R&D office sounds like a big risk — and rightfully so. It implies spending large sums of money, and you gotta be sure about the location choice.
The Silicon Valley used to be the synonym for a successful IT enterprise; however, nothing is forever, and their crown has been steadily been slipping over the current decade. Unfortunately, fame comes with the price tag, so calling San Francisco an overpriced venue is a fair assessment: costly staff and rent are two major factors that hold it back.
Western European countries seem like a better choice but also suffer from high expenses, especially in larger cities. Although London and Berlin share two top spots in terms of a raw startups number, in these areas, salaries are no different from what you expect in a typical US megapolis.
The burden of local laws should also be taken into consideration — yes, the “Western World” is not like that, even when it comes to the regulations. Taxation is also what can keep you away from taking regions like the US or most of the European regions because they tend to have high taxes depending on how developed the region is.
So what is the saving grace? Most businesses view Ukraine as the country that provides the largest number of benefits with very minor drawbacks when it comes to moving your R&D office to develop a stellar startup. Today, I will try to describe why startups choose this location to open a new development division specifically, in Ukraine.
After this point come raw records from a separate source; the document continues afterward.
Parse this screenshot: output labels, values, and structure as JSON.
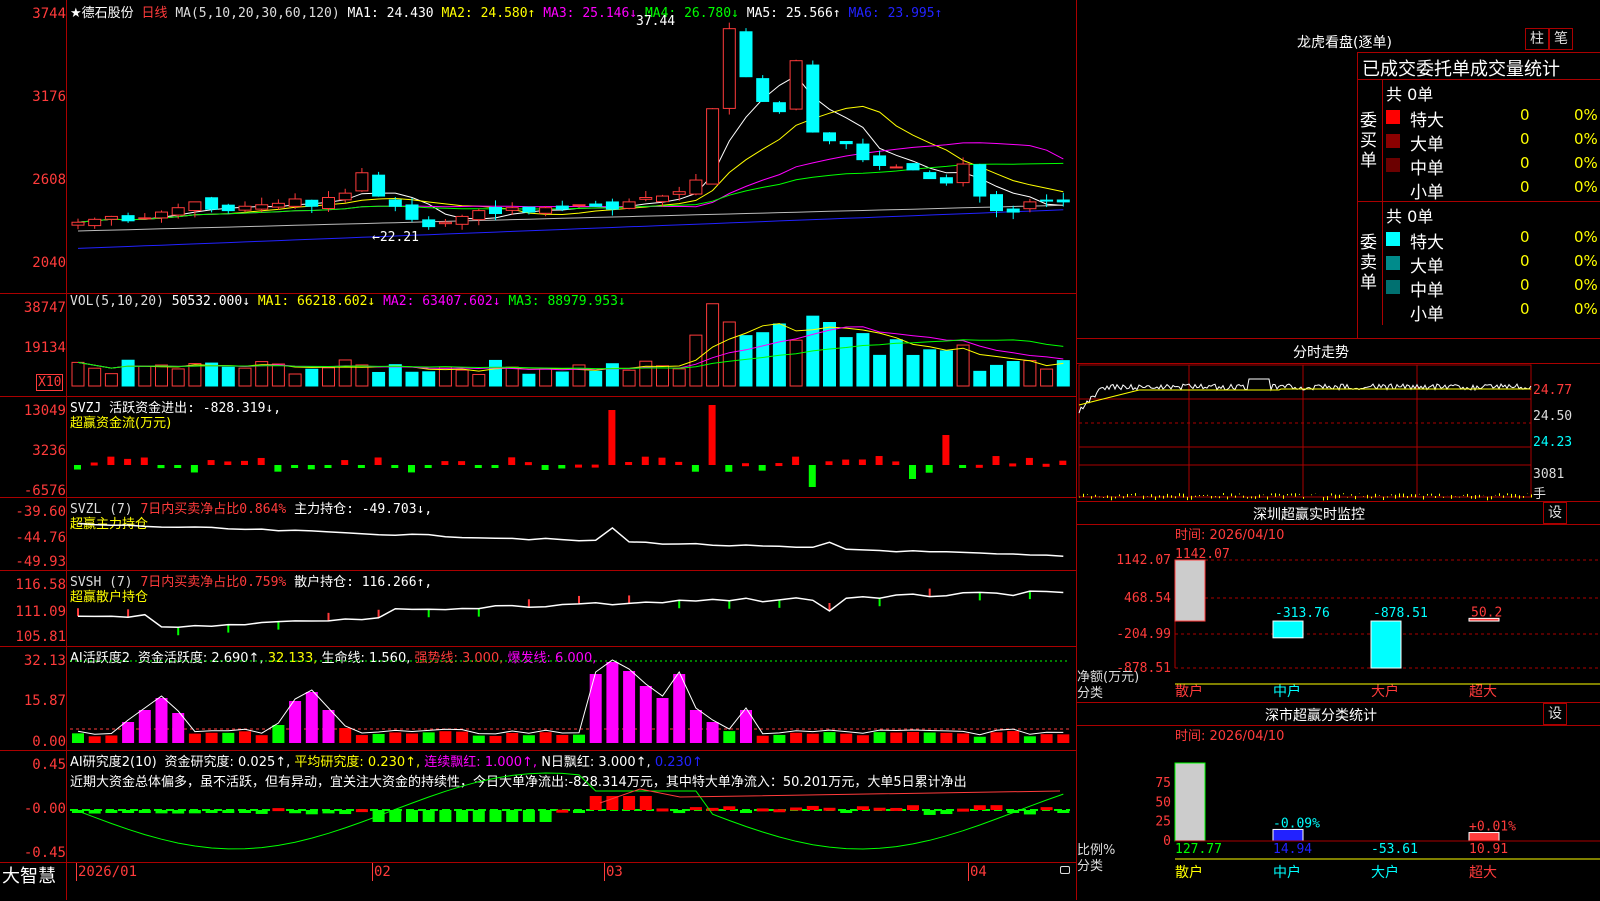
{
  "main": {
    "stock_name": "★德石股份",
    "period": "日线",
    "ma_params": "MA(5,10,20,30,60,120)",
    "ma": [
      {
        "label": "MA1: 24.430",
        "color": "#ffffff"
      },
      {
        "label": "MA2: 24.580↑",
        "color": "#ffff00"
      },
      {
        "label": "MA3: 25.146↓",
        "color": "#ff00ff"
      },
      {
        "label": "MA4: 26.780↓",
        "color": "#00ff00"
      },
      {
        "label": "MA5: 25.566↑",
        "color": "#ffffff"
      },
      {
        "label": "MA6: 23.995↑",
        "color": "#2222ff"
      }
    ],
    "y_ticks": [
      "3744",
      "3176",
      "2608",
      "2040"
    ],
    "max_mark": "37.44",
    "min_mark": "←22.21"
  },
  "vol": {
    "title": "VOL(5,10,20)",
    "value": "50532.000↓",
    "ma": [
      {
        "label": "MA1: 66218.602↓",
        "color": "#ffff00"
      },
      {
        "label": "MA2: 63407.602↓",
        "color": "#ff00ff"
      },
      {
        "label": "MA3: 88979.953↓",
        "color": "#00ff00"
      }
    ],
    "y_ticks": [
      "38747",
      "19134"
    ],
    "unit": "X10"
  },
  "svzj": {
    "title": "SVZJ  活跃资金进出: -828.319↓,",
    "subtitle": "超赢资金流(万元)",
    "y_ticks": [
      "13049",
      "3236",
      "-6576"
    ]
  },
  "svzl": {
    "title_a": "SVZL (7)",
    "title_b": "7日内买卖净占比0.864%",
    "title_c": "主力持仓: -49.703↓,",
    "subtitle": "超赢主力持仓",
    "y_ticks": [
      "-39.60",
      "-44.76",
      "-49.93"
    ]
  },
  "svsh": {
    "title_a": "SVSH (7)",
    "title_b": "7日内买卖净占比0.759%",
    "title_c": "散户持仓: 116.266↑,",
    "subtitle": "超赢散户持仓",
    "y_ticks": [
      "116.58",
      "111.09",
      "105.81"
    ]
  },
  "ai1": {
    "title": "AI活跃度2",
    "items": [
      {
        "label": "资金活跃度: 2.690↑,",
        "color": "#ffffff"
      },
      {
        "label": "32.133,",
        "color": "#ffff00"
      },
      {
        "label": "生命线: 1.560,",
        "color": "#ffffff"
      },
      {
        "label": "强势线: 3.000,",
        "color": "#ff3b3b"
      },
      {
        "label": "爆发线: 6.000,",
        "color": "#ff00ff"
      }
    ],
    "y_ticks": [
      "32.13",
      "15.87",
      "0.00"
    ]
  },
  "ai2": {
    "title": "AI研究度2(10)",
    "items": [
      {
        "label": "资金研究度: 0.025↑,",
        "color": "#ffffff"
      },
      {
        "label": "平均研究度: 0.230↑,",
        "color": "#ffff00"
      },
      {
        "label": "连续飘红: 1.000↑,",
        "color": "#ff00ff"
      },
      {
        "label": "N日飘红: 3.000↑,",
        "color": "#ffffff"
      },
      {
        "label": "0.230↑",
        "color": "#2222ff"
      }
    ],
    "comment": "近期大资金总体偏多，虽不活跃，但有异动，宜关注大资金的持续性，今日大单净流出:-828.314万元，其中特大单净流入：50.201万元，大单5日累计净出",
    "y_ticks": [
      "0.45",
      "-0.00",
      "-0.45"
    ]
  },
  "bottom": {
    "brand": "大智慧",
    "dates": [
      "2026/01",
      "02",
      "03",
      "04"
    ]
  },
  "lhb": {
    "title": "龙虎看盘(逐单)",
    "btn1": "柱",
    "btn2": "笔",
    "subtitle": "已成交委托单成交量统计",
    "buy_label": "委买单",
    "sell_label": "委卖单",
    "buy_total": "共 0单",
    "sell_total": "共 0单",
    "buy_rows": [
      {
        "name": "特大",
        "count": "0",
        "pct": "0%",
        "color": "#ff0000"
      },
      {
        "name": "大单",
        "count": "0",
        "pct": "0%",
        "color": "#8b0000"
      },
      {
        "name": "中单",
        "count": "0",
        "pct": "0%",
        "color": "#6b0000"
      },
      {
        "name": "小单",
        "count": "0",
        "pct": "0%",
        "color": ""
      }
    ],
    "sell_rows": [
      {
        "name": "特大",
        "count": "0",
        "pct": "0%",
        "color": "#00ffff"
      },
      {
        "name": "大单",
        "count": "0",
        "pct": "0%",
        "color": "#008b8b"
      },
      {
        "name": "中单",
        "count": "0",
        "pct": "0%",
        "color": "#007070"
      },
      {
        "name": "小单",
        "count": "0",
        "pct": "0%",
        "color": ""
      }
    ]
  },
  "fs": {
    "title": "分时走势",
    "y_ticks": [
      "24.77",
      "24.50",
      "24.23"
    ],
    "vol_label": "3081",
    "vol_unit": "手"
  },
  "sz_monitor": {
    "title": "深圳超赢实时监控",
    "setting": "设",
    "time": "时间: 2026/04/10",
    "y_ticks": [
      "1142.07",
      "468.54",
      "-204.99",
      "-878.51"
    ],
    "axis_label": "净额(万元)",
    "cat_label": "分类",
    "chart_data": {
      "type": "bar",
      "categories": [
        "散户",
        "中户",
        "大户",
        "超大"
      ],
      "values": [
        1142.07,
        -313.76,
        -878.51,
        50.2
      ],
      "labels": [
        "1142.07",
        "-313.76",
        "-878.51",
        "50.2"
      ],
      "ylim": [
        -878.51,
        1142.07
      ]
    }
  },
  "sz_class": {
    "title": "深市超赢分类统计",
    "setting": "设",
    "time": "时间: 2026/04/10",
    "y_ticks": [
      "75",
      "50",
      "25",
      "0"
    ],
    "axis_label": "比例%",
    "cat_label": "分类",
    "chart_data": {
      "type": "bar",
      "categories": [
        "散户",
        "中户",
        "大户",
        "超大"
      ],
      "values": [
        127.77,
        14.94,
        -53.61,
        10.91
      ],
      "bar_labels": [
        "",
        "-0.09%",
        "",
        "+0.01%"
      ],
      "value_labels": [
        "127.77",
        "14.94",
        "-53.61",
        "10.91"
      ],
      "ylim": [
        0,
        75
      ]
    }
  }
}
As I started this text with the pricing issue, this is a great reason for startups to move to Ukraine.
First, the taxation is very loyal to various kinds of businesses — not only is it low but also very simplistic: the corporate income tax is at the 18% mark while the interest and dividend tax rates are both 15%.
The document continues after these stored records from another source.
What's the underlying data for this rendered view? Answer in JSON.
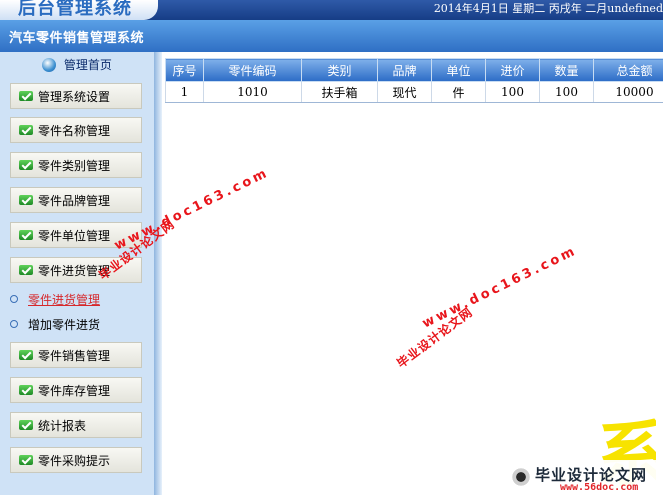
{
  "header": {
    "logo": "后台管理系统",
    "date": "2014年4月1日 星期二 丙戌年 二月undefined"
  },
  "system_title": "汽车零件销售管理系统",
  "sidebar": {
    "home": "管理首页",
    "items": [
      "管理系统设置",
      "零件名称管理",
      "零件类别管理",
      "零件品牌管理",
      "零件单位管理",
      "零件进货管理"
    ],
    "sub_items": [
      {
        "label": "零件进货管理",
        "active": true
      },
      {
        "label": "增加零件进货",
        "active": false
      }
    ],
    "items_after": [
      "零件销售管理",
      "零件库存管理",
      "统计报表",
      "零件采购提示"
    ]
  },
  "table": {
    "columns": [
      "序号",
      "零件编码",
      "类别",
      "品牌",
      "单位",
      "进价",
      "数量",
      "总金额"
    ],
    "rows": [
      [
        "1",
        "1010",
        "扶手箱",
        "现代",
        "件",
        "100",
        "100",
        "10000"
      ]
    ]
  },
  "watermark": {
    "site": "www.doc163.com",
    "text": "毕业设计论文网",
    "badge_title": "毕业设计论文网",
    "badge_url": "www.56doc.com"
  },
  "colors": {
    "header_bg": "#163d86",
    "title_bar": "#2f6fc4",
    "sidebar_bg": "#cfe2f6",
    "table_header": "#2c6cc6",
    "watermark": "#e8151b",
    "active_link": "#d6282b"
  }
}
Simplified tax is also set at a 15% rate and is easy to obtain if your entity is eligible for performing legal business activities. As a rule, local officials are loyal to the outside companies and make the registration process smooth and fast.
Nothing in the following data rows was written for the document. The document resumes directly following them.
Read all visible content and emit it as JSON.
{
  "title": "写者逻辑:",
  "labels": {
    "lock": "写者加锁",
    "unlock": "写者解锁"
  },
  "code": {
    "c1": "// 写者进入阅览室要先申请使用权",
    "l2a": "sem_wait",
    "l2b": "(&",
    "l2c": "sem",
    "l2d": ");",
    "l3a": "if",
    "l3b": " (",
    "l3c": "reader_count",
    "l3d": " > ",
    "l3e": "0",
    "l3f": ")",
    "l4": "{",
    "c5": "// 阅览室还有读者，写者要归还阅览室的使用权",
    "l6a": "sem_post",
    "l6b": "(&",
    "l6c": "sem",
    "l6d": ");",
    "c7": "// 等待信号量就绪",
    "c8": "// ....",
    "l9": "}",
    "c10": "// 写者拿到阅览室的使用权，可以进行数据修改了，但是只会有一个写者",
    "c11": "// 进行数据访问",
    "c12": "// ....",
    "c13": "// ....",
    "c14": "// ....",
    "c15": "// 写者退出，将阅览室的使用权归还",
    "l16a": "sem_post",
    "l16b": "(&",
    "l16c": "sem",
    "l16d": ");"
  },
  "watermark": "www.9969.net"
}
The social security contribution is a 22% payment that is deducted from the employee’s salary and does not affect the company. This may seem like a hindrance on the way to hiring the local workforce, but don’t worry; it is greatly compensated by the local salaries’ level. Even on the higher tiers of developers, senior Java devs earn up to $40k a year in Ukraine; meanwhile, their western European and American peers earn no less than $80k and $100k accordingly. You get more than twice as much value for the same price, which is a crucial feature for any startup activity where the money should be spent wisely.
Ukraine is huge. And it’s not a desert, instead, it’s a well-populated country that has more than 40M inhabitants, which results in a great talent pool that can outshine larger countries, especially if we talk about a dev-per-citizen ratio.
And it’s not only about the education that makes them good; many of the local talents are the self-taught gems who strived at making software for the international companies and now have hands-on experience. The competition and the will to make a high-quality product for a fair price are two major factors that pushed this country forward to take a top 5 spot in terms of the number of software engineers.
The IT professional is also the most desired job in the country — it’s so popular that the number of people outside of it trying to become the tech specialists can barely be measured and has led to labeling Ukrainians as the “IT nation.” Whether it is the media or the overall ratio of IT salaries to the national average that has made it so great — the fact is that people love this job and show great effectiveness in their attempt to create stellar products.
You’re not alone
Ukraine is also not outlandish when it comes to the proven companies presence on the market. You might be surprised, but there’s a ton of startups that have their R&D offices there and have taken advantage of it to become unicorns.
Whether we talk about Grammarly, Petcube, Ring, Jooble, or Readdle, all these ventures have one thing in common — an R&D office in Ukraine. What once was a risk, became a great example of what a wise choice can bring: allocating your resources for the workforce instead of costly offices is the best way to make your startup pay off big time.
You won’t also be left alone: the level of English is steadily growing, and now more than 40% of Ukrainian IT pros are fluent in it and roughly 39% use it at an intermediate level. In essence, there’s no company that would use anything but English for their meetings or presentations, let alone external communication.
At X1group, we adhere to Agile methodology, which implies constant sprints in English and regular contacts with clients. You will get to communicate constantly with the devs, and they are on the same page as you and understand everything you would like the project to be. It’s important to know that the people responsible for the project will grasp all the wishes you need and make adjustments as soon as possible.